The purchase cost of the stocks would be c(T/k). The lost income would be (wr/n)[k(k-1)/2](T/k). The total cost is

c(T/k) + (wr/n)[k(k-1)/2](T/k),

which is what we want to minimize.

Minimizing the cost

T factors out of the cost, so it suffices to minimize

F(k) := c/k + (wr/n)[k(k-1)/2](1/k) = c/k + (wr)(k-1)/(2n).

While k can only take on discrete values, we can pretend for the moment that this function is continuous so that we can differentiate and set equal to 0:

dF/dk = -c/k^2 + wr/(2n) = 0

wr/(2n) = c/k^2

k^2 = 2cn/(wr)

k = sqrt(2cn/(wr)).

Note that the second derivative with respect to k is d^2F/dk^2 = 2c/k^3 > 0, so this is indeed a minimum point.

Plugging in values

Using the figures in the original problem, the continuous solution is k = sqrt(2 * 8 * 52 / (800 * 0.07)) = 3.85. Using Excel, I found the actual values of the cost at each k from 1 to 5:

F(1) = 8

F(2) = 4.5

F(3) = 3.7

F(4) = 3.6

F(5) = 3.8,

so k=4 is indeed the minimum. In other words, using these figures, you should buy a new stock about once a month.

Alternate values

Suppose instead you're paid twice a month (n = 24), with w = $2000 per pay period and an assumed rate of return of r = 0.10. Then the optimal continuous value of k = 1.4, which means it's better to buy a stock every pay period than to hold on for a second pay period.

Related problems

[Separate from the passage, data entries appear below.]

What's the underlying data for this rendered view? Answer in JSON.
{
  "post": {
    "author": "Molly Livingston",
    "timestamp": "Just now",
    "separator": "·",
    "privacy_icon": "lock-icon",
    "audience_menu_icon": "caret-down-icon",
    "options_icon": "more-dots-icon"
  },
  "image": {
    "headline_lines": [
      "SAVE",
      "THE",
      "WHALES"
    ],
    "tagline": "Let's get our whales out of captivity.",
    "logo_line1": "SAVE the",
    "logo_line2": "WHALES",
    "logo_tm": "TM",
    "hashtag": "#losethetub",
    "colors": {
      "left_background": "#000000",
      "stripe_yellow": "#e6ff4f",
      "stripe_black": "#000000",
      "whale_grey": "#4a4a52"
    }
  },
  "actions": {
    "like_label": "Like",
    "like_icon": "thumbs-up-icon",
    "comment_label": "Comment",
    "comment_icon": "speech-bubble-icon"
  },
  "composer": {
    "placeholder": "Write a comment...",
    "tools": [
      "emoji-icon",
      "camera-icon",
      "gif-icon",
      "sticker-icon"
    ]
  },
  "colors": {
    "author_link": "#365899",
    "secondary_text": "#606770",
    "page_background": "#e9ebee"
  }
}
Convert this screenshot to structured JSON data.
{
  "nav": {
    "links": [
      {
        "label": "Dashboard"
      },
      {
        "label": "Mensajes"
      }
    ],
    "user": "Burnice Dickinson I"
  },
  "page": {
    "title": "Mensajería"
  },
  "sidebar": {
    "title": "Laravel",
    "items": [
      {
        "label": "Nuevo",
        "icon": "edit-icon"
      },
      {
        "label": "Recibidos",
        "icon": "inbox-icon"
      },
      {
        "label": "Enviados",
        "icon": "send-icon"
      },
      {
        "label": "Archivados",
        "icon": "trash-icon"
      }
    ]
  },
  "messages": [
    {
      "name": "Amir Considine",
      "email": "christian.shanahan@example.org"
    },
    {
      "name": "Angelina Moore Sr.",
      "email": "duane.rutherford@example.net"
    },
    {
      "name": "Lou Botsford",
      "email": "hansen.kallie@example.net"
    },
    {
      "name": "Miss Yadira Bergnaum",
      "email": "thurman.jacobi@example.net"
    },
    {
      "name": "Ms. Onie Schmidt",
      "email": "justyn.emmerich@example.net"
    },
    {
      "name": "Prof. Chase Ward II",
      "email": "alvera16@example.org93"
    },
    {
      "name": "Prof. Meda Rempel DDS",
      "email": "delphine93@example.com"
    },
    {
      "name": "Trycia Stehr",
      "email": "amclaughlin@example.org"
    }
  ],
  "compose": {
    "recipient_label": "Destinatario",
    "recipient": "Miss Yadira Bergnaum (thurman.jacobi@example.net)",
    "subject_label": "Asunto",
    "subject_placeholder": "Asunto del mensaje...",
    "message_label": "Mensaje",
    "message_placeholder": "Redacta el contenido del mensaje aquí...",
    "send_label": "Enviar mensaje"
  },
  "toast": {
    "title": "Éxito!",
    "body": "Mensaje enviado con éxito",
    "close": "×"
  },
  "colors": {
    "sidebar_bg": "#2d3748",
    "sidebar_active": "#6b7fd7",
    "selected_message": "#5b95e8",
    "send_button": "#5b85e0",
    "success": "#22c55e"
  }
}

These situations of accumulating benefits for an action that has fixed cost crop up a lot. For example: How often should you cut your hair? I like to have short hair because it reduces shower time and saves on hot-water bills, but getting a haircut also costs money and time in itself. Every day that you have hair longer than it needs to be, you lose a small amount of money, say L(d), when it's been d days since your last hair cut. L(0) = 0, and then L(d) grows as d grows. The accumulated cost after waiting k days will be sum_i=1^k L(i). The minimization will be the same as before, with the [k(k-1)/2] term replaced by this summation.